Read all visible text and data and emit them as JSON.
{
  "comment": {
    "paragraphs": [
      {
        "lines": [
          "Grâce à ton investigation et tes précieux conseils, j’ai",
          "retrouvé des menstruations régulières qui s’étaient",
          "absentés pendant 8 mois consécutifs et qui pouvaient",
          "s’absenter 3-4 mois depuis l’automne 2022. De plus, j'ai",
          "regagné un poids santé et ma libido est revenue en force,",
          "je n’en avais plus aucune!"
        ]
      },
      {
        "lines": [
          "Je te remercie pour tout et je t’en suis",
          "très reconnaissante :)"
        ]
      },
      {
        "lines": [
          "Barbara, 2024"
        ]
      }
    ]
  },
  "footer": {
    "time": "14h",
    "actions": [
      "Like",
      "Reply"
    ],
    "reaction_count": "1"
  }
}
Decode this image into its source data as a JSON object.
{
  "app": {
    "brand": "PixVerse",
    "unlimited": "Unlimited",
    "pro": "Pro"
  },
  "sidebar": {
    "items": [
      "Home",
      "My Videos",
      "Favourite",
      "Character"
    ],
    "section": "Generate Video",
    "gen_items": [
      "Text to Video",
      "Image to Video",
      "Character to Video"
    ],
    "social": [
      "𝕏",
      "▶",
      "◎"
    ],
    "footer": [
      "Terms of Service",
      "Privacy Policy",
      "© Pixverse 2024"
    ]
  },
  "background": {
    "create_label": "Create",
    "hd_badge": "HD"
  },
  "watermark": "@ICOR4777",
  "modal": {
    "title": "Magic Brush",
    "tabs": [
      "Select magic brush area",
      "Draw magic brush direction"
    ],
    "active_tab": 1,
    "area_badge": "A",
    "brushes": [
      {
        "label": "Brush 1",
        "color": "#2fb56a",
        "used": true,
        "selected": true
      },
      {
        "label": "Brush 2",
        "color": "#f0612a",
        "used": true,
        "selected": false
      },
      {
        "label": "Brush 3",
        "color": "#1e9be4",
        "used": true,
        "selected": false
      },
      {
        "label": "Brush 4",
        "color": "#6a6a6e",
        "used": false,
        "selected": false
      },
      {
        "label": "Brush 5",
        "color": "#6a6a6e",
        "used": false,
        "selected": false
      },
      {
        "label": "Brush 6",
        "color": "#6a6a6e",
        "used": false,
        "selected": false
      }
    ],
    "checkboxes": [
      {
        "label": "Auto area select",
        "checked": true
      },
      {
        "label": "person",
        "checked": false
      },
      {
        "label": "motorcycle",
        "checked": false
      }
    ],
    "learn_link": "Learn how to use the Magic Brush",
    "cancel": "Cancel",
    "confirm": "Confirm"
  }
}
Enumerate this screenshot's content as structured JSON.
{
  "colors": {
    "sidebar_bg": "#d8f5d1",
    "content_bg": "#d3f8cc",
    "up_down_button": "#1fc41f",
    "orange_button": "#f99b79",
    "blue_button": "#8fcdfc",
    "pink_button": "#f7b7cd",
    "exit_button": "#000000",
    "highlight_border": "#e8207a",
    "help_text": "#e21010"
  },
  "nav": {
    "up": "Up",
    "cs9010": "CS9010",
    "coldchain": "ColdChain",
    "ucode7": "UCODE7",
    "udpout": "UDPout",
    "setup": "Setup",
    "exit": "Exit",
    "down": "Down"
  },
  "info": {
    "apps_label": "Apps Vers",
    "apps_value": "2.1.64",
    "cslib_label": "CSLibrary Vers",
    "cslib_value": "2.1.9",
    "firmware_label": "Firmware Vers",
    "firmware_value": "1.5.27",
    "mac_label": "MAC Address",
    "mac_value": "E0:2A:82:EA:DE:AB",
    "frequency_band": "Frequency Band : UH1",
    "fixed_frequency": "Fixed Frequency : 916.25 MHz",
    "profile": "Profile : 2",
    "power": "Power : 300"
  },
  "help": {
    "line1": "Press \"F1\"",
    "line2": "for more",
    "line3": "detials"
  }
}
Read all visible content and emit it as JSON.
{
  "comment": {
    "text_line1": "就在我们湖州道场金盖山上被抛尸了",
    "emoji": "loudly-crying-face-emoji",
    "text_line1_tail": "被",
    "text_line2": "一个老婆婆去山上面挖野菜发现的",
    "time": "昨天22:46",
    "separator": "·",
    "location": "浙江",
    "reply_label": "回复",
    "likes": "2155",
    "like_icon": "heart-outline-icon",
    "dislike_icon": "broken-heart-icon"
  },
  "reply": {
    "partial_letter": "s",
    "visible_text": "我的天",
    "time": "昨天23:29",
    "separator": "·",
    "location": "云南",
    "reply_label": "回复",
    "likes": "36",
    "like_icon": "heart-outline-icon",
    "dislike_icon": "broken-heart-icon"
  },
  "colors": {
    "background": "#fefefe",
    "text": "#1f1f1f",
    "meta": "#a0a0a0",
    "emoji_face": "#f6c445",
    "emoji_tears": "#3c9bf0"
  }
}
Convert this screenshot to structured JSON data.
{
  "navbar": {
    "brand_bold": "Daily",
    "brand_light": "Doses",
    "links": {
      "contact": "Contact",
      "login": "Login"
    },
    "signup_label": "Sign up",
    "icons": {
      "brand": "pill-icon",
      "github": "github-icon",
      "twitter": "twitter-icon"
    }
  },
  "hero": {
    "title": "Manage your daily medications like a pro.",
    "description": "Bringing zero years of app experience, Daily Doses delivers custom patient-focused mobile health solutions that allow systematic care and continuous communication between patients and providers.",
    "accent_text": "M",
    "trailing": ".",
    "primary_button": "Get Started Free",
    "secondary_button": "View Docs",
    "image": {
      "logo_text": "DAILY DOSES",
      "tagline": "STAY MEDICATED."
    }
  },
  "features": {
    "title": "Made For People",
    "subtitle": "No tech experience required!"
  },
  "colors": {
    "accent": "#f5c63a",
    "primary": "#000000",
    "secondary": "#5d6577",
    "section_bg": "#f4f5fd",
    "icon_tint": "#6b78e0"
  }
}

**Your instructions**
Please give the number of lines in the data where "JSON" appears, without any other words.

**Answer to the exercise**
5